Sunday, May 05, 2017
New at Tumbleweed Bison - Bison Garlic Coil, "hot" Pepperoni Stix – both Gluten Free.
July 20, 2006
As I have mentioned before, we try to intervene as little as possible when it comes to handling the bison. But there are times when there is just no other option.
This particular day, we were out feeding our cow/calf herd in our native pasture. On the way back to our yard we noticed that one cow was hanging out close to the fence with her calf on the wrong side. I glared at Perry with that look of dread. I knew we would have to try and put that calf back on the right side of the fence with it's mom. Perry said, "You won't have to get out of the truck". Yeah, right.
We went back to the yard and Perry got some tools for taking staples out of the fence. He drove the quad and I drove the half–ton truck out in the middle field, where the calf was getting a bit agitated. I parked the truck 10 or 12 fence posts away from the calf. Perry started taking some staples from the bottom of a fence post. He told me to drive the quad a ways down the field. So I did, and now the calf was in between us. He told me if the cow and some of her buddies started to come towards us, that I was to stop them. Yeah, right.
The calf looked at Perry, and started to head in my direction. I drove the quad in circles and then the calf headed in the other direction towards Perry, but got scared and decided to try and go through the fence to try and get back to it's mom. Bad idea. The page wire is quite narrow – nothing can fit through it, so the calf got it's head stuck and started bellering like crazy. Now the mom and 10 or 12 of her buddies and our bull came charging towards the frantic calf.
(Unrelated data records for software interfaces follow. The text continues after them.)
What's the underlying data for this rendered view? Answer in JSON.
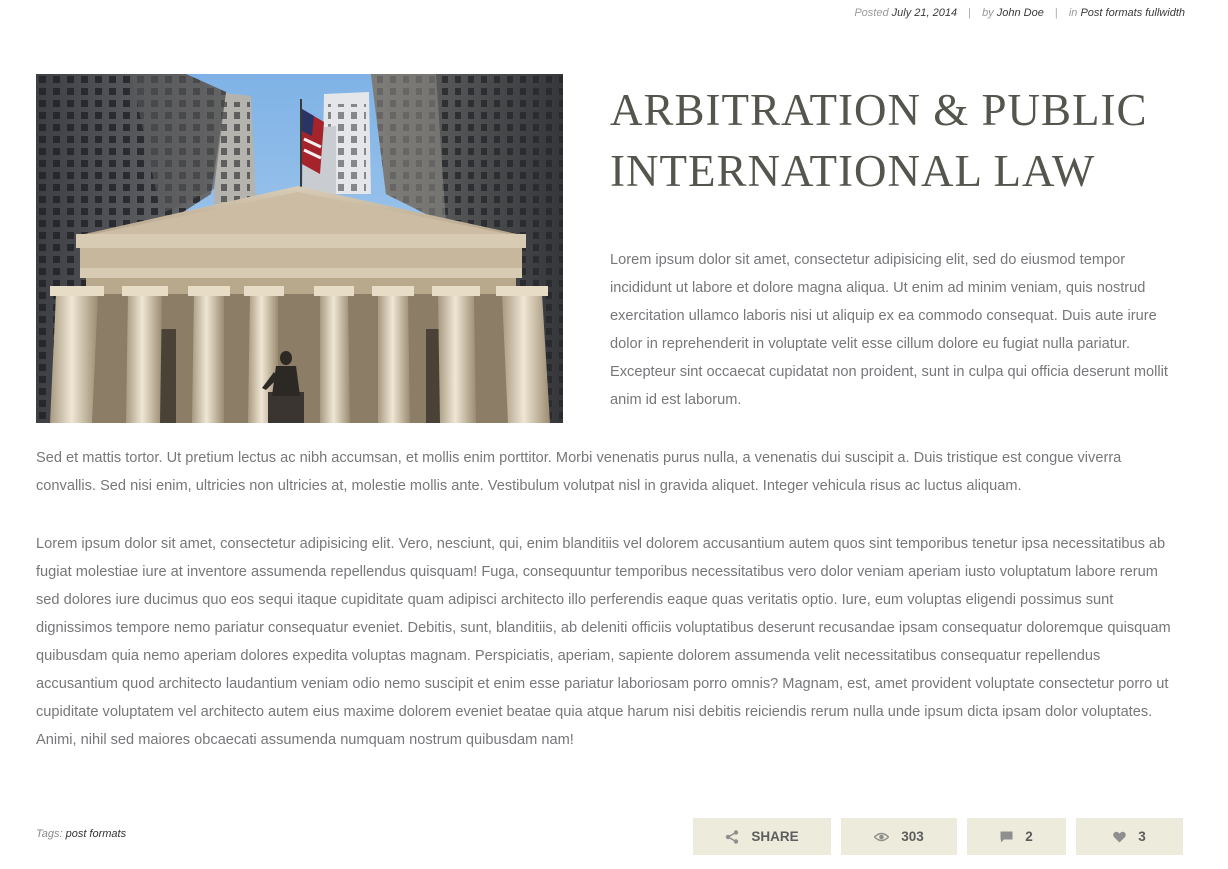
{
  "post_meta": {
    "posted_prefix": "Posted",
    "date": "July 21, 2014",
    "by_prefix": "by",
    "author": "John Doe",
    "in_prefix": "in",
    "category": "Post formats fullwidth",
    "separator": "|"
  },
  "article": {
    "title": "ARBITRATION & PUBLIC INTERNATIONAL LAW",
    "paragraphs": [
      "Lorem ipsum dolor sit amet, consectetur adipisicing elit, sed do eiusmod tempor incididunt ut labore et dolore magna aliqua. Ut enim ad minim veniam, quis nostrud exercitation ullamco laboris nisi ut aliquip ex ea commodo consequat. Duis aute irure dolor in reprehenderit in voluptate velit esse cillum dolore eu fugiat nulla pariatur. Excepteur sint occaecat cupidatat non proident, sunt in culpa qui officia deserunt mollit anim id est laborum.",
      "Sed et mattis tortor. Ut pretium lectus ac nibh accumsan, et mollis enim porttitor. Morbi venenatis purus nulla, a venenatis dui suscipit a. Duis tristique est congue viverra convallis. Sed nisi enim, ultricies non ultricies at, molestie mollis ante. Vestibulum volutpat nisl in gravida aliquet. Integer vehicula risus ac luctus aliquam.",
      "Lorem ipsum dolor sit amet, consectetur adipisicing elit. Vero, nesciunt, qui, enim blanditiis vel dolorem accusantium autem quos sint temporibus tenetur ipsa necessitatibus ab fugiat molestiae iure at inventore assumenda repellendus quisquam! Fuga, consequuntur temporibus necessitatibus vero dolor veniam aperiam iusto voluptatum labore rerum sed dolores iure ducimus quo eos sequi itaque cupiditate quam adipisci architecto illo perferendis eaque quas veritatis optio. Iure, eum voluptas eligendi possimus sunt dignissimos tempore nemo pariatur consequatur eveniet. Debitis, sunt, blanditiis, ab deleniti officiis voluptatibus deserunt recusandae ipsam consequatur doloremque quisquam quibusdam quia nemo aperiam dolores expedita voluptas magnam. Perspiciatis, aperiam, sapiente dolorem assumenda velit necessitatibus consequatur repellendus accusantium quod architecto laudantium veniam odio nemo suscipit et enim esse pariatur laboriosam porro omnis? Magnam, est, amet provident voluptate consectetur porro ut cupiditate voluptatem vel architecto autem eius maxime dolorem eveniet beatae quia atque harum nisi debitis reiciendis rerum nulla unde ipsum dicta ipsam dolor voluptates. Animi, nihil sed maiores obcaecati assumenda numquam nostrum quibusdam nam!"
    ]
  },
  "footer": {
    "tags_label": "Tags:",
    "tag": "post formats",
    "share_label": "SHARE",
    "views_count": "303",
    "comments_count": "2",
    "likes_count": "3"
  },
  "icons": {
    "share": "share-icon",
    "views": "eye-icon",
    "comments": "comment-icon",
    "likes": "heart-icon"
  },
  "colors": {
    "title": "#55554e",
    "body_text": "#77777a",
    "button_bg": "#ecebdc",
    "button_text": "#5d5d5d"
  }
}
Perry and I both headed towards her, and abandoned the staple removing idea. We had to get that calf out of the fence. Perry pulled as hard as he could on the 60 lb. calf to free it. Finally we got the head out, but we had to do something with the calf and we had to do it soon. He said we were going to try and pull the fence up from the ground and shove the calf underneath.
From what I can remember, it was the sound that was the most frightening. All the cows and the bull were snorting and stomping in defence of their calf. It's hard to describe how loud it was, but it was definitely ear shattering. All the commotion caused clouds of dust that blinded us. I tried a couple of times to pull up the fence with my left hand, while trying to shove the calf under the fence. After a few attempts we finally got the calf under the fence.
Immediately, the snorting and stomping stopped, and the dust settled.
I got up from my knees, but all of a sudden without any forewarning, I started to vomit. I vomited until there was nothing left in my stomach. Perry was asking me if I was OK, and couldn't figure out why I was so sick. I only had one reply. FEAR.
It was something that came from somewhere deep inside me, and I don't think I've ever experienced fear like that before or since then.
Now we have a simple way of rescuing a calf on the wrong side of the fence, and it doesn't involve me at all. We've decided I'm more of a hindrance than a help when it comes to rescuing a calf. Now I watch safely from the house with a pair of binoculars and usually it's over in about 5 minutes.
Perry takes out 4 or 5 staples and pulls the fence up just a little bit. Then he slowly drives the quad behind the calf, which is looking for that little hole at the bottom of the fence. It's very efficient, and usually the rest of the herd stays pretty calm. There's no commotion, no snorting, no stomping, no dust clouds.
We have learned a lot in the years we have had buffalo, but the power of the herd is something that we never take for granted. They have our total respect.